Chief Justice Hughes in DeJonge v. Oregon, 299 U.S. 353, 365, 57 S. Ct. 255, 260 (1937) tersely stated the underlying philosophy inherent in the First Amendment's guarantee of freedom of speech and press in the following words:
"(Imperative) is the need to preserve inviolate the constitutional rights of free speech, free press and free assembly in order to maintain the opportunity for free political Discussion, to the end that government may be responsive to the will of the people and that changes, if desired, may be obtained by peaceful means. Therein lies the security of the Republic, the very foundation of constitutional government."
Until New York Times Company v. Sullivan, 376 U.S. 254, 279- 280, 84 S.Ct. 710, 716 (1964), courts literally groped for some measurable standard with which to strike a legally acceptable balance between freedom of the press on the one hand and vindication of individual honor and redress for injury on the other hand. It is appropriate to point out that media irresponsibility undoubtedly allayed -- and continues to do so -- ultimate resolve of whether the First Amendment is to be literally applied to all written and oral expression in this country. But be that as it may, New York Times Company v. Sullivan, supra, laid down the following mandate applicable to state court libel actions involving public officers:
"The constitutional guarantees require, we think, a federal rule that prohibits a public official from recovering damages from a defamatory falsehood relating to his official conduct unless he proves that the statement was made with 'actual malice' -- that is, with knowledge that it was false or with reckless disregard of whether it was false or not."

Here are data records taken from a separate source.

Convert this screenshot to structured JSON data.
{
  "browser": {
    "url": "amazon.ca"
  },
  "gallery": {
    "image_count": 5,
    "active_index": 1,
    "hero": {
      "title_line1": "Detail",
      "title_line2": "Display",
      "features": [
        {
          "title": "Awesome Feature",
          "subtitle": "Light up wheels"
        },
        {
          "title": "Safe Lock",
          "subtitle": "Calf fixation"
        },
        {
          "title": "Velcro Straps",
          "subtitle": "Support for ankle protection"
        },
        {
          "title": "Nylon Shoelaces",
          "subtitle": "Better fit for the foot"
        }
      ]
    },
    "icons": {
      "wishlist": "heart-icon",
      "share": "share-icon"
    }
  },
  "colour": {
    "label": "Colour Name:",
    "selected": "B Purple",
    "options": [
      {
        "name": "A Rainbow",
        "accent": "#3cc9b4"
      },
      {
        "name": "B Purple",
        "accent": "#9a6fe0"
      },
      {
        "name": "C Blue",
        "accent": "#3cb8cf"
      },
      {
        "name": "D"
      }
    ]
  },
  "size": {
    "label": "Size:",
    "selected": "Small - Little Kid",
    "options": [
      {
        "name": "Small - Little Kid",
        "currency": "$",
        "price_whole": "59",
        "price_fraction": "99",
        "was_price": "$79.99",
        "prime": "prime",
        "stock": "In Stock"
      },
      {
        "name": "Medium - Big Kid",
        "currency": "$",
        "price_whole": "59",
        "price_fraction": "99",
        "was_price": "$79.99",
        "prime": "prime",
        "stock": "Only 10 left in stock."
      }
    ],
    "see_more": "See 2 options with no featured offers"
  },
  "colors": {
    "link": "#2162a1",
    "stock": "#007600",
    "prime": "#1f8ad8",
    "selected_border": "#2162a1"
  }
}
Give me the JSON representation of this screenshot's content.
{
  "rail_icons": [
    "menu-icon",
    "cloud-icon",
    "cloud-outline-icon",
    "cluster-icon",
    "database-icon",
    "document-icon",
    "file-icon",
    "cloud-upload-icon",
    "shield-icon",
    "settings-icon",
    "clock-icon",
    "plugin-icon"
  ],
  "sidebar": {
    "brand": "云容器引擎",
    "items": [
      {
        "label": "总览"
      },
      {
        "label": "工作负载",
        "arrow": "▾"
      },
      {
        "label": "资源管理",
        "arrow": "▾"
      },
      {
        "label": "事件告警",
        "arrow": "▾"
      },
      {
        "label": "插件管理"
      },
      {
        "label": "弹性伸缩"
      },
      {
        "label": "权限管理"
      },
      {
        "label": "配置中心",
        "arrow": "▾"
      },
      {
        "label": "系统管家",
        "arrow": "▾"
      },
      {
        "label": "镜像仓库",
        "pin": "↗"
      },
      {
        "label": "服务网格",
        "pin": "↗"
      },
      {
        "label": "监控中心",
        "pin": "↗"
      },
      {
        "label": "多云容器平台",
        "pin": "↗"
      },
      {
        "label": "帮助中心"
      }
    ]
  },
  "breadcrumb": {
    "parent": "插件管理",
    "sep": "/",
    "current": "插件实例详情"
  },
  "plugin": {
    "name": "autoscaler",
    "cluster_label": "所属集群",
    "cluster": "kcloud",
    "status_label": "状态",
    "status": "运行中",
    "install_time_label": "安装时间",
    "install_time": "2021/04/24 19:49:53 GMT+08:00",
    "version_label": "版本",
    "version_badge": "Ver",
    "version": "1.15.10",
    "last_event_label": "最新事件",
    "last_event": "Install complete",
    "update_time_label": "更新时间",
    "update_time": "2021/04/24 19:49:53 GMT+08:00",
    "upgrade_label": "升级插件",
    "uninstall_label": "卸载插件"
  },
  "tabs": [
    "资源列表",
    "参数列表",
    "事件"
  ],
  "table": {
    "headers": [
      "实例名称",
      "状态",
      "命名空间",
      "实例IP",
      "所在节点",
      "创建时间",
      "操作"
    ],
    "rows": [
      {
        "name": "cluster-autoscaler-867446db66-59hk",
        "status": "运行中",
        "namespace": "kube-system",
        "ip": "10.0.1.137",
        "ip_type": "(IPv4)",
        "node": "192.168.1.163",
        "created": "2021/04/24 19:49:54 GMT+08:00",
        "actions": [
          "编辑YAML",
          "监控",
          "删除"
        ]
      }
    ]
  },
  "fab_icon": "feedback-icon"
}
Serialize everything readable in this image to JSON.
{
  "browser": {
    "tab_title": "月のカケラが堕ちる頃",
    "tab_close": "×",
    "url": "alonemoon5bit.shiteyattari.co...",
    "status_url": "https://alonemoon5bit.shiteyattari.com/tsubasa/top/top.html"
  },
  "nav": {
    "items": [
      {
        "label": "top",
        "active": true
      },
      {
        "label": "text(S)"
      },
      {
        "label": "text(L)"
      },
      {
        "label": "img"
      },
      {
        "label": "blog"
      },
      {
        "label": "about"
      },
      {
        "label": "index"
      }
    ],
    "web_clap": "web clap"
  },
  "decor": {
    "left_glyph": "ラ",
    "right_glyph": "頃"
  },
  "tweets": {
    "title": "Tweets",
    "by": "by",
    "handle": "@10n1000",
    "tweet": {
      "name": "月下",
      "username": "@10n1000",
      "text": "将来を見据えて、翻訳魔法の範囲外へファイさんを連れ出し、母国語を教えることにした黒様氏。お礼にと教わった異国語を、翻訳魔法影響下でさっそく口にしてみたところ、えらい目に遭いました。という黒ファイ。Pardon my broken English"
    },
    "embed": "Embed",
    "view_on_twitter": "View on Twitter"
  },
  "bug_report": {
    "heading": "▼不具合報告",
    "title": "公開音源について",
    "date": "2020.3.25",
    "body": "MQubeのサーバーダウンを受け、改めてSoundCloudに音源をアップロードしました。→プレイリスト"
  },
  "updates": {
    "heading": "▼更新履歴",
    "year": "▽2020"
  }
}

Subsequently, the "actual malice" rule was made applicable in 1967 to libel actions brought by public figures (Curtis Publishing Company v. Butts, 388 U.S. 120, 87 S. Ct. 1975 (1967)), and in 1971 to libel actions brought by individuals involved in events of public or general interest (Rosenbloom v. Metromedia, Inc., 403 U.S. 29, 91 S. Ct. 1811 (1971)). This case clearly falls within the controlling purview of New York Times v. Sullivan, supra, Curtis Publishing Company v. Butts, supra, and Rosenbloom v. Metromedia, Inc., supra.
New York Times v. Sullivan, supra, Curtis Publishing Company v. Butts, supra, and Rosenbloom v. Metromedia, Inc., supra, a trilogy of libel, after careful analysis, force the Conclusion -- prior legal concepts applicable to the law of libel in this state aside -- that the rule of "actual malice" imposes upon a party claiming to have been libeled the burden of proving by "clear and convincing" proof the falsity of the purported defamatory article, and, additionally, that the false and defamatory article was published "with knowledge that it was false, or with reckless disregard of whether it was false or not." Additionally, in St. Amant v. Thompson, 390 U.S. 727, 731, 88 S.Ct. 1323, 1325 (1968), the Supreme Court of the United States imposed a further refinement on the weighty burden resting on a party claiming libel with respect to the elusive standard of determining whether or not the scrivener's conduct was reckless:
"(Reckless) conduct is not measured by whether a reasonably prudent man would have published, or would have investigated before publishing. There must be sufficient evidence to permit the Conclusion that the defendant in fact ...